- Sports betting legalization is not going to affect your offshore sportsbook or its odds prices.
- Offshore betting sites may lose some business to state-licensed books, but not enough to matter.
- The sports betting industry is big enough to support healthy competition.
LAS VEGAS – Sports betting is a numbers game. And with all the legal wagering opportunities cropping up across the US, you’d think that customers would be fleeing their longtime offshore options for domestically regulated books stateside.
Your trusted offshore sportsbook should be going the way of the dodo, hemorrhaging customers and boosting its odds prices as it circles the drain.
But that’s not happening.
See, the sports betting industry is itself also a numbers game. And that number is absolutely massive.
There is simply no reasonable expectation for licensed, state-based books to meaningfully commandeer the sheer volume of non-state-regulated action that exists.
Between so-called “gray market” offshore sportsbooks and their black-market local bookie counterparts, unregulated sports betting is here to stay.
Of course, those numbers have been disputed by various entities that don’t know the difference between handle and house take. But split the difference between the estimates, and you’ll likely get an accurate picture of the real state of things.
Even taking the most liberal $400 billion estimate, that credibly relates to an industry with annual revenue of $24 billion. This assumes an average six percent hold across all books, which is viewed as standard.
That’s still a huge marketplace, but it’s substantially smaller than, say, Apple’s consumer electronics business. Last quarter, Apple earned $58 billion in revenue for a profit haul of $11.56 billion.
And that’s for a company that owns a minority share of the markets for every single product class it offers. As a point of comparison, offshore and local black-market betting constitute over 95 percent of the sports wagering industry!
The Benefits Of Unregulated Sports Betting
A recent exposé on black-market bookmakers in the Chicagoland area explains the reality for local bookies in a state poised to offer legal sports betting. These bookies provide an apt parallel for offshore bookmakers.
According to local Illinois bookies, their back-alley channels will continue to thrive because they offer credit to bettors and aren’t actually in the habit of busting kneecaps for nonpayment, despite what you’ve seen in the movies.
They also take wagers from people outside of Illinois state borders.
Commercial, state-regulated sportsbooks do not offer credit, and they’re bound by the Wire Act, geofencing their customers and limiting their reach.
According to the Nevada Gaming Control Board, black-market bookmakers also don’t have licensing fees and other operational costs to contend with. This allows them to offer better lines on more contests, further attracting customers.
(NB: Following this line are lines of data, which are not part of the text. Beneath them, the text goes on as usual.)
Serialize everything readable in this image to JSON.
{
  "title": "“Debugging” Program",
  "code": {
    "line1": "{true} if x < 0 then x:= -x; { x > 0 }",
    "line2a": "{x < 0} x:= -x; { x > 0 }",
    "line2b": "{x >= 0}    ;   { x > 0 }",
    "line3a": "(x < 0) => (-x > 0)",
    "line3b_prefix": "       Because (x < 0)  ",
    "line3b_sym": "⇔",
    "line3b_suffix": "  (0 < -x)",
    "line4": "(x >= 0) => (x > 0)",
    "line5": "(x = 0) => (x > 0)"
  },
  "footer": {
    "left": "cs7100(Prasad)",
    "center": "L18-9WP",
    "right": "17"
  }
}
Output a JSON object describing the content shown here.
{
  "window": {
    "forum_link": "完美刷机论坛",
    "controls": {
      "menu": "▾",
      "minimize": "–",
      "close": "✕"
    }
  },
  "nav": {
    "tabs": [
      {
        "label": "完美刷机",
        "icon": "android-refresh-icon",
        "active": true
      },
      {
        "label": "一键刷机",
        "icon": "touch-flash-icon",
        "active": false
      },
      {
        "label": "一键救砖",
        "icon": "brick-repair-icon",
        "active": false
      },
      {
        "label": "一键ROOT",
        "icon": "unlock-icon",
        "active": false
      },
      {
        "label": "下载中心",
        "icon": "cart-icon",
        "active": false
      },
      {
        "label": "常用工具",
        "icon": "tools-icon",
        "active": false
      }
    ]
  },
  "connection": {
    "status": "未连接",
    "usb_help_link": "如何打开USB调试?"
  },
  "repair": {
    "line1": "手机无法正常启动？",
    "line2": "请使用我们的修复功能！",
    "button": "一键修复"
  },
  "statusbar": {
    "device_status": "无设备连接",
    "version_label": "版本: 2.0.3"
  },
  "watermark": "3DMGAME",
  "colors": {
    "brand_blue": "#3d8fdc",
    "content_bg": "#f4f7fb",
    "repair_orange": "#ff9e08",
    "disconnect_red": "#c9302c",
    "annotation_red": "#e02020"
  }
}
Offshore sportsbooks offer similar benefits, thus guaranteeing their continued market dominance. These services will not extend credit like local bookies might, but that’s a good thing for the majority of responsible bettors.
In addition, offshore books are not geo-fenced and accept members from every US state. Most crucially, they also offer unweighted odds on bettors’ local favorites, which is something that even local black-market bookies can’t do.
Offshore sites do not have to carry licensing and other major overhead expenses, either, and they offer multiple promos and support a host of different deposit and withdrawal options.
You can even bet with Bitcoin at these sites, and each one has dedicated mobile portals so bettors can quickly wager on the go.
USAOnlineSportsbooks.com knows for the millions of US bettors already using these sites, there is no compelling reason to defect to local, state-licensed books. The value proposition is simply not there.
But your offshore book is, and it’s not going anywhere.